Among the entries below, find the lines holding "icon" and copy them.

DATA below:

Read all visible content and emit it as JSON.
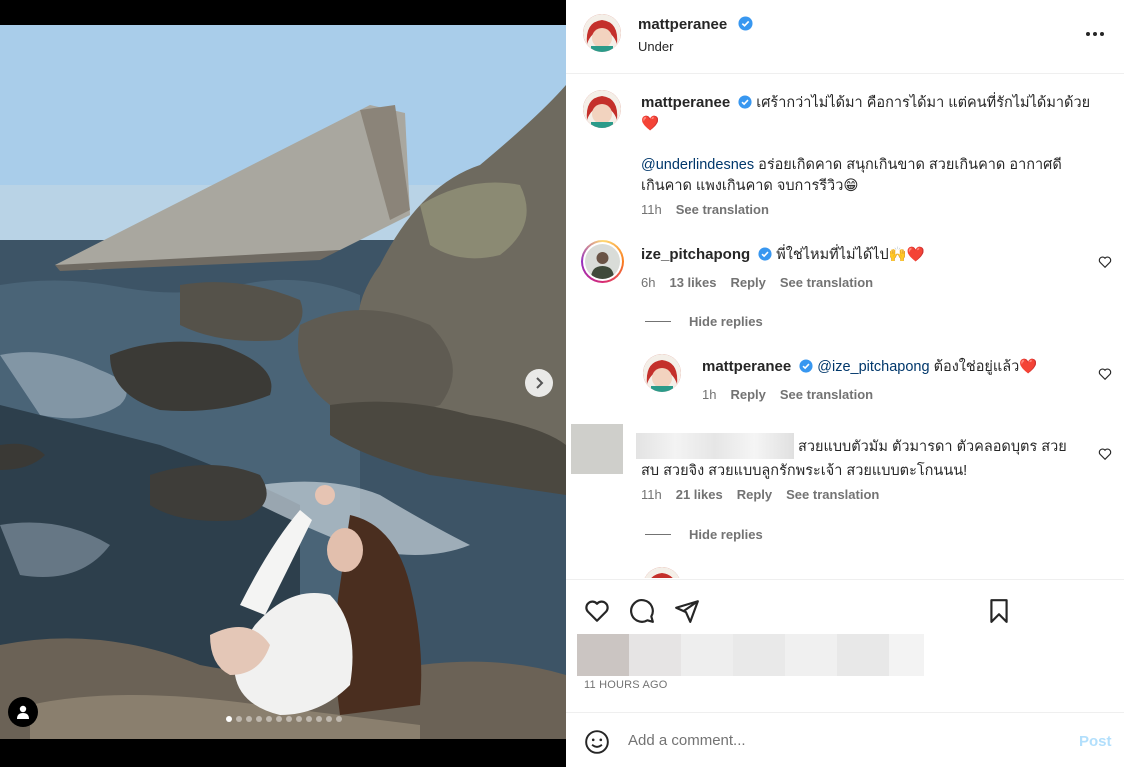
{
  "post": {
    "username": "mattperanee",
    "location": "Under",
    "carousel_index": 1,
    "carousel_count": 12
  },
  "caption": {
    "username": "mattperanee",
    "text_line1": "เศร้ากว่าไม่ได้มา คือการได้มา แต่คนที่รักไม่ได้มาด้วย",
    "emoji_line1": "❤️",
    "mention": "@underlindesnes",
    "text_line2": " อร่อยเกิดคาด สนุกเกินขาด สวยเกินคาด อากาศดี",
    "text_line3": "เกินคาด แพงเกินคาด จบการรีวิว",
    "emoji_line3": "😁",
    "time": "11h",
    "see_translation": "See translation"
  },
  "comments": [
    {
      "username": "ize_pitchapong",
      "text": "พี่ใช่ไหมที่ไม่ได้ไป",
      "emoji": "🙌❤️",
      "time": "6h",
      "likes": "13 likes",
      "reply": "Reply",
      "see_translation": "See translation",
      "hide_replies": "Hide replies",
      "replies": [
        {
          "username": "mattperanee",
          "mention": "@ize_pitchapong",
          "text": " ต้องใช่อยู่แล้ว",
          "emoji": "❤️",
          "time": "1h",
          "reply": "Reply",
          "see_translation": "See translation"
        }
      ]
    },
    {
      "username": "",
      "text_line1": "สวยแบบตัวมัม ตัวมารดา ตัวคลอดบุตร สวย",
      "text_line2": "สบ สวยจิง สวยแบบลูกรักพระเจ้า สวยแบบตะโกนนน!",
      "time": "11h",
      "likes": "21 likes",
      "reply": "Reply",
      "see_translation": "See translation",
      "hide_replies": "Hide replies"
    }
  ],
  "actions": {
    "like_icon": "heart-icon",
    "comment_icon": "comment-icon",
    "share_icon": "paper-plane-icon",
    "save_icon": "bookmark-icon",
    "posted_time": "11 HOURS AGO"
  },
  "composer": {
    "placeholder": "Add a comment...",
    "post_label": "Post",
    "emoji_icon": "smiley-icon"
  },
  "colors": {
    "verified": "#3897f0",
    "link": "#00376b",
    "post_disabled": "#b2dffc",
    "heart_red": "#ed1c24"
  }
}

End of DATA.

EXERCISE OUTPUT.
    "like_icon": "heart-icon",
    "comment_icon": "comment-icon",
    "share_icon": "paper-plane-icon",
    "save_icon": "bookmark-icon",
    "emoji_icon": "smiley-icon"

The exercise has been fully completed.